When it comes to home repairs I much prefer working on electrical items, carpentry, or even masonry. Plumbing is at the bottom of my list. And yet I have been involved in occasional plumbing projects for over forty years.
Electrical work fits my temperament. On any given attempt, there are only three likely outcomes, and I achieve the outcome quite quickly. The electrical project works, doesn’t work, or I get electrocuted. Any way you look at it, I immediately know where I stand.
It’s only with plumbing where you can feel like the project is solved, only to discover three years later you were wrong because the upstairs bathtub falls into the downstairs kitchen due to an undiscovered slow leak. For the record, that hasn’t happened to me yet, but appears to have happened in our house some years before we owned it.
And as long as I’m throwing in disclaimers, I’ll add this. Two years ago we hired a licensed electrician to do some small work around the house. Something about my attitude regarding electrical work made my wife uncomfortable with me doing more of it. I was very happy to see someone else doing labor usually relegated to me, but I couldn’t help noticing that he worked in much the same way as me. He did not turn off the electricity, nor wear gloves. I think it made him very careful. Me, too.
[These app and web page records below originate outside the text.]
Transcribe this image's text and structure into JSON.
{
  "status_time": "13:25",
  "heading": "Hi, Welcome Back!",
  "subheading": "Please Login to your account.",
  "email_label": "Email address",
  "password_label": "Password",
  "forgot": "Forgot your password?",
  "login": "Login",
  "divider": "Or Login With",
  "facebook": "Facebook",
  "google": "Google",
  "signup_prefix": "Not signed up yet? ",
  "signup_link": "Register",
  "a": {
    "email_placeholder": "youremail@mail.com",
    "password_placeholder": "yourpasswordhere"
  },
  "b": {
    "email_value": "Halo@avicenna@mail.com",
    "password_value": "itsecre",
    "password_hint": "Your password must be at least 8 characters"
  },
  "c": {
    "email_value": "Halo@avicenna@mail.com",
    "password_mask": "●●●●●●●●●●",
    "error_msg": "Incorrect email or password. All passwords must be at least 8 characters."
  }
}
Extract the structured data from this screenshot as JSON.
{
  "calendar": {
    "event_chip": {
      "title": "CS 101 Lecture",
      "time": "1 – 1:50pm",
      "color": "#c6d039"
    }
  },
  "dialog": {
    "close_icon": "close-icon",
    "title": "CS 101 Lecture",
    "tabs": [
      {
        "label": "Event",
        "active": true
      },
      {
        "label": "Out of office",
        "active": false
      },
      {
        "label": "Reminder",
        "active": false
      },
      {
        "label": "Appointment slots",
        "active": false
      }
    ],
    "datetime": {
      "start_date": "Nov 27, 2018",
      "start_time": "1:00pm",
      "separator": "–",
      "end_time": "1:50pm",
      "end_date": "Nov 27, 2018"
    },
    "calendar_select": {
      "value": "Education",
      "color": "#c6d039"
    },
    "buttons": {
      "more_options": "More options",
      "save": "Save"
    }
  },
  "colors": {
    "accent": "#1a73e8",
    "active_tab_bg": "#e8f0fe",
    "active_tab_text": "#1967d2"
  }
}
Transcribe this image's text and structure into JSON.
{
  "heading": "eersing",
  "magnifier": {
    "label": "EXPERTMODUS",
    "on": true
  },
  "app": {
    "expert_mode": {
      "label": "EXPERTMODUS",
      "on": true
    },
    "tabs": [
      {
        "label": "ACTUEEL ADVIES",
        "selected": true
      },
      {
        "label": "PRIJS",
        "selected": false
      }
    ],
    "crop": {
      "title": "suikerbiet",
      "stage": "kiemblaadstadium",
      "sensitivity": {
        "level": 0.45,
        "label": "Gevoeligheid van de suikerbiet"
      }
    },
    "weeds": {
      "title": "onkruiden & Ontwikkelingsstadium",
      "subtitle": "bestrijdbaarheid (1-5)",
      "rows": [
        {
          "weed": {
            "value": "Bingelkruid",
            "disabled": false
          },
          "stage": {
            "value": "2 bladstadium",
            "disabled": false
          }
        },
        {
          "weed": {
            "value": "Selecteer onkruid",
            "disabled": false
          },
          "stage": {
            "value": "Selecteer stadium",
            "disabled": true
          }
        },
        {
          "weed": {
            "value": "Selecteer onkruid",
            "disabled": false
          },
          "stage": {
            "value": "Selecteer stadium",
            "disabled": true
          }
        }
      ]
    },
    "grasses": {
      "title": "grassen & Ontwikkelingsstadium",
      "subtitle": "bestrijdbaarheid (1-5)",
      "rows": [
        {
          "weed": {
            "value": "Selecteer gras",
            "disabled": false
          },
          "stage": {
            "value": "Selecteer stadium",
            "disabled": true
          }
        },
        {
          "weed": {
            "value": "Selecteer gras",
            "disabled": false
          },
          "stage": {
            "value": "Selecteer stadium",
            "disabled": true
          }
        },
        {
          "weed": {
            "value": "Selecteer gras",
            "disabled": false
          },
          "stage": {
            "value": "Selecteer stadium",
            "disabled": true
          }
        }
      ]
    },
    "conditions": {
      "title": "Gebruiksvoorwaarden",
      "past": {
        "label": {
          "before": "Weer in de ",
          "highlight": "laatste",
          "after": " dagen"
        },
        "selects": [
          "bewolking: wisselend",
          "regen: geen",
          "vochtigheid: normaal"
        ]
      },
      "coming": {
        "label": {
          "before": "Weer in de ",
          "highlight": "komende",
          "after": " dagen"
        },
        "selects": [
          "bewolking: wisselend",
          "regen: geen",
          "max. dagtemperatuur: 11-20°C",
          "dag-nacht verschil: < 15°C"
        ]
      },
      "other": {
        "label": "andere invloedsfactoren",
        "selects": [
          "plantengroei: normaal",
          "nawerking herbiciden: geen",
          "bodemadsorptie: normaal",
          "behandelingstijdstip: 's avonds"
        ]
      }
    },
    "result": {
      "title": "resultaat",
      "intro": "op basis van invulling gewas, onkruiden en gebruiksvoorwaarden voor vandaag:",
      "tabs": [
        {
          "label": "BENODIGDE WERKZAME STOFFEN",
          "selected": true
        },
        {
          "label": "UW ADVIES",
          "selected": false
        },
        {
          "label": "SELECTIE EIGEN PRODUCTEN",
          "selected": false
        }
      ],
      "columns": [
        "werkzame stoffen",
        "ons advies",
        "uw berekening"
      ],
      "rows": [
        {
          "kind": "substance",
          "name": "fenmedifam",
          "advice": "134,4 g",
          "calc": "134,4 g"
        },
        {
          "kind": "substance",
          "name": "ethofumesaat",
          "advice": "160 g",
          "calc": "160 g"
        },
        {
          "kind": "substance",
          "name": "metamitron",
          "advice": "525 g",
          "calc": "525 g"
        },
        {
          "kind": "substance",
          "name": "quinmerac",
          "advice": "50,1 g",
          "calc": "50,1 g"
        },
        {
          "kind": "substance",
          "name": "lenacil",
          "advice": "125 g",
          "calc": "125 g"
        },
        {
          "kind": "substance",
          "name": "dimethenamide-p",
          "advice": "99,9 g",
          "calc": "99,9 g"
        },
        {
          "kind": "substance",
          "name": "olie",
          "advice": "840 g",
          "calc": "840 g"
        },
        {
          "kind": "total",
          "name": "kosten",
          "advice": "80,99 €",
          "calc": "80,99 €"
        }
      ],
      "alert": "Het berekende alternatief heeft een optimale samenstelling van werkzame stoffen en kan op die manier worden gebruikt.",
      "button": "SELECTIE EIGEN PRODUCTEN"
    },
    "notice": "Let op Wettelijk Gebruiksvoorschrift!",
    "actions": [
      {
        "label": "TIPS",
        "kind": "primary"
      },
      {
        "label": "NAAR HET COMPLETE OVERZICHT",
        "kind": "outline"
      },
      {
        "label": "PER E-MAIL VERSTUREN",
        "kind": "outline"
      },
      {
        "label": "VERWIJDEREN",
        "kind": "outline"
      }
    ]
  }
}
Today’s (and yesterday’s) project was replacing a broken pipe below the kitchen sink. All the pipes were made of PVC plastic of the kind that comes in standardized kits. Those kits are a small brilliance.
I removed the offending piece of plastic pipe and went to the hardware store with it. They had a piece that looked just like it except the top nut screwed downward instead of upward. None of their sink hardware worked for a sink with threads on the bowl downspout.
Over the last forty years, every sink but one that I have worked on required a nut that screwed upward. Or was I just going crazy?
The next hardware store also had downward-only pieces. And the next hardware store. At this point I did what I should have done in the first place, and researched it on the internet. Lowe’s had the correct piece. When I went there I saw that two thirds of all their sink plumbing had upward turning nuts. I was grateful for the endorsement to my sanity.
At this point I went home, added a gasket missing from the kit, and assembled all the pipes below the kitchen sink using no tools. That’s another example of brilliance: no tools plumbing.
You can be certain that I have dramatically simplified and reduced a process that took about seven hours spread over two days. There were a lot more complications than are fun to read about, and I didn’t even swear or say colorful things. I wrote a blog instead.
Now for the quiet terror of waiting to find out if the repairs were perfect. Tick, tick, tick,... drip, drip, drip..........